• WHAT YOU HAVE TO DO
The output should be the records themselves, given again exactly.

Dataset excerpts
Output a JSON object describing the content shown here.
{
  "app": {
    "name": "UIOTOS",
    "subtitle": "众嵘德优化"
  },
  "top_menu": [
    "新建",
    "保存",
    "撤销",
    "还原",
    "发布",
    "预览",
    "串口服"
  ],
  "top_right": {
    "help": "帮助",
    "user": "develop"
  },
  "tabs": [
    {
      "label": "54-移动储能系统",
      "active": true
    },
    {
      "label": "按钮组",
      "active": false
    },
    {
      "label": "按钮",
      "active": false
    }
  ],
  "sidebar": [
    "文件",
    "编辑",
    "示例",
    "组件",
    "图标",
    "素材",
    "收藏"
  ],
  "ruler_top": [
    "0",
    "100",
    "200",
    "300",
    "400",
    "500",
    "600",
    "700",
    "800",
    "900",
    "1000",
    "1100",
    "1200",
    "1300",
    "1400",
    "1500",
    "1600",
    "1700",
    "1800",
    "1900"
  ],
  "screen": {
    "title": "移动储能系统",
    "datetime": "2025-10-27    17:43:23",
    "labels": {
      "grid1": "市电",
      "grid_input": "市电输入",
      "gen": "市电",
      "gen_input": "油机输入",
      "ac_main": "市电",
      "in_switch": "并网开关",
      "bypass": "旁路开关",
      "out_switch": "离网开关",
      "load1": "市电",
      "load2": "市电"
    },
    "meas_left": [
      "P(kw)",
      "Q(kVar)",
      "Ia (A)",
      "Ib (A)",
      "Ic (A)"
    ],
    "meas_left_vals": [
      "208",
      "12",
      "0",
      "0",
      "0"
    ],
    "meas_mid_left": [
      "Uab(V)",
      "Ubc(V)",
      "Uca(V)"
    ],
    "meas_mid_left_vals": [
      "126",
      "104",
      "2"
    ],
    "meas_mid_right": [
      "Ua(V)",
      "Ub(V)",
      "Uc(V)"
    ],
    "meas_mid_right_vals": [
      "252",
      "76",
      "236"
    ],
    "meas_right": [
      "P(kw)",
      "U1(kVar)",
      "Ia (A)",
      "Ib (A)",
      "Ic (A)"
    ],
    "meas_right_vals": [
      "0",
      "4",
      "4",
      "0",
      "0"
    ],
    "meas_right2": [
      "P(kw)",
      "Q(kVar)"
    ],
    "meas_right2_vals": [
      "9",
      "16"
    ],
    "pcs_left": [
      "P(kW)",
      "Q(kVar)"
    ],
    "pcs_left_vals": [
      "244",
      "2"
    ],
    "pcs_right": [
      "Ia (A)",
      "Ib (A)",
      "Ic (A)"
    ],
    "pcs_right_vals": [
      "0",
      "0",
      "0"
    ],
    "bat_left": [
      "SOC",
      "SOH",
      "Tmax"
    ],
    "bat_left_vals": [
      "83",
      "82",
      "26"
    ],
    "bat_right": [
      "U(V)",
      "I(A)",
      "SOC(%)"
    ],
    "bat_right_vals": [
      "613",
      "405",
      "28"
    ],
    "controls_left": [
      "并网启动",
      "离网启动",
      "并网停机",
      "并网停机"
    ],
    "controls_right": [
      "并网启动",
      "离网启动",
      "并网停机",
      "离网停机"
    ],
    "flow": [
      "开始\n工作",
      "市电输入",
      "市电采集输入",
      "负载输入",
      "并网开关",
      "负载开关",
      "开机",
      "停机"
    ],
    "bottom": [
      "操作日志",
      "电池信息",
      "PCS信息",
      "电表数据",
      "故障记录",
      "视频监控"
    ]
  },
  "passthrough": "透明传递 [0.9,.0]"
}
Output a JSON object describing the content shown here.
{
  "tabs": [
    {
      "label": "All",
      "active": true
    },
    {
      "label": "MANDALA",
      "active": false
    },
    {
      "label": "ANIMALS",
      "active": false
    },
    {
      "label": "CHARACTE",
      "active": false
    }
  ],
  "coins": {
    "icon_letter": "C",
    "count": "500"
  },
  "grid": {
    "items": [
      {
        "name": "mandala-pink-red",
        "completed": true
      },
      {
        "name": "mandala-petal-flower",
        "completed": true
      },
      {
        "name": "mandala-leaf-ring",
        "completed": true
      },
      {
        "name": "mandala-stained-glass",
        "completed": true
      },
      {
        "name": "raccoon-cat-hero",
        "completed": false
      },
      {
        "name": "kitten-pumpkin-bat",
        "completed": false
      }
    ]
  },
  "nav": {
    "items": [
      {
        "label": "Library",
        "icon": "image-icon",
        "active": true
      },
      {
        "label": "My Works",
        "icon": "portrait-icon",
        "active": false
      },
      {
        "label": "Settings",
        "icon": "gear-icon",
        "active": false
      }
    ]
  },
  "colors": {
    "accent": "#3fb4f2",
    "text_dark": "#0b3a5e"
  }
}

• REPLY TO THE TASK
Output a JSON object describing the content shown here.
{
  "app": {
    "name": "UIOTOS",
    "subtitle": "众嵘德优化"
  },
  "top_menu": [
    "新建",
    "保存",
    "撤销",
    "还原",
    "发布",
    "预览",
    "串口服"
  ],
  "top_right": {
    "help": "帮助",
    "user": "develop"
  },
  "tabs": [
    {
      "label": "54-移动储能系统",
      "active": true
    },
    {
      "label": "按钮组",
      "active": false
    },
    {
      "label": "按钮",
      "active": false
    }
  ],
  "sidebar": [
    "文件",
    "编辑",
    "示例",
    "组件",
    "图标",
    "素材",
    "收藏"
  ],
  "ruler_top": [
    "0",
    "100",
    "200",
    "300",
    "400",
    "500",
    "600",
    "700",
    "800",
    "900",
    "1000",
    "1100",
    "1200",
    "1300",
    "1400",
    "1500",
    "1600",
    "1700",
    "1800",
    "1900"
  ],
  "screen": {
    "title": "移动储能系统",
    "datetime": "2025-10-27    17:43:23",
    "labels": {
      "grid1": "市电",
      "grid_input": "市电输入",
      "gen": "市电",
      "gen_input": "油机输入",
      "ac_main": "市电",
      "in_switch": "并网开关",
      "bypass": "旁路开关",
      "out_switch": "离网开关",
      "load1": "市电",
      "load2": "市电"
    },
    "meas_left": [
      "P(kw)",
      "Q(kVar)",
      "Ia (A)",
      "Ib (A)",
      "Ic (A)"
    ],
    "meas_left_vals": [
      "208",
      "12",
      "0",
      "0",
      "0"
    ],
    "meas_mid_left": [
      "Uab(V)",
      "Ubc(V)",
      "Uca(V)"
    ],
    "meas_mid_left_vals": [
      "126",
      "104",
      "2"
    ],
    "meas_mid_right": [
      "Ua(V)",
      "Ub(V)",
      "Uc(V)"
    ],
    "meas_mid_right_vals": [
      "252",
      "76",
      "236"
    ],
    "meas_right": [
      "P(kw)",
      "U1(kVar)",
      "Ia (A)",
      "Ib (A)",
      "Ic (A)"
    ],
    "meas_right_vals": [
      "0",
      "4",
      "4",
      "0",
      "0"
    ],
    "meas_right2": [
      "P(kw)",
      "Q(kVar)"
    ],
    "meas_right2_vals": [
      "9",
      "16"
    ],
    "pcs_left": [
      "P(kW)",
      "Q(kVar)"
    ],
    "pcs_left_vals": [
      "244",
      "2"
    ],
    "pcs_right": [
      "Ia (A)",
      "Ib (A)",
      "Ic (A)"
    ],
    "pcs_right_vals": [
      "0",
      "0",
      "0"
    ],
    "bat_left": [
      "SOC",
      "SOH",
      "Tmax"
    ],
    "bat_left_vals": [
      "83",
      "82",
      "26"
    ],
    "bat_right": [
      "U(V)",
      "I(A)",
      "SOC(%)"
    ],
    "bat_right_vals": [
      "613",
      "405",
      "28"
    ],
    "controls_left": [
      "并网启动",
      "离网启动",
      "并网停机",
      "并网停机"
    ],
    "controls_right": [
      "并网启动",
      "离网启动",
      "并网停机",
      "离网停机"
    ],
    "flow": [
      "开始\n工作",
      "市电输入",
      "市电采集输入",
      "负载输入",
      "并网开关",
      "负载开关",
      "开机",
      "停机"
    ],
    "bottom": [
      "操作日志",
      "电池信息",
      "PCS信息",
      "电表数据",
      "故障记录",
      "视频监控"
    ]
  },
  "passthrough": "透明传递 [0.9,.0]"
}
Output a JSON object describing the content shown here.
{
  "tabs": [
    {
      "label": "All",
      "active": true
    },
    {
      "label": "MANDALA",
      "active": false
    },
    {
      "label": "ANIMALS",
      "active": false
    },
    {
      "label": "CHARACTE",
      "active": false
    }
  ],
  "coins": {
    "icon_letter": "C",
    "count": "500"
  },
  "grid": {
    "items": [
      {
        "name": "mandala-pink-red",
        "completed": true
      },
      {
        "name": "mandala-petal-flower",
        "completed": true
      },
      {
        "name": "mandala-leaf-ring",
        "completed": true
      },
      {
        "name": "mandala-stained-glass",
        "completed": true
      },
      {
        "name": "raccoon-cat-hero",
        "completed": false
      },
      {
        "name": "kitten-pumpkin-bat",
        "completed": false
      }
    ]
  },
  "nav": {
    "items": [
      {
        "label": "Library",
        "icon": "image-icon",
        "active": true
      },
      {
        "label": "My Works",
        "icon": "portrait-icon",
        "active": false
      },
      {
        "label": "Settings",
        "icon": "gear-icon",
        "active": false
      }
    ]
  },
  "colors": {
    "accent": "#3fb4f2",
    "text_dark": "#0b3a5e"
  }
}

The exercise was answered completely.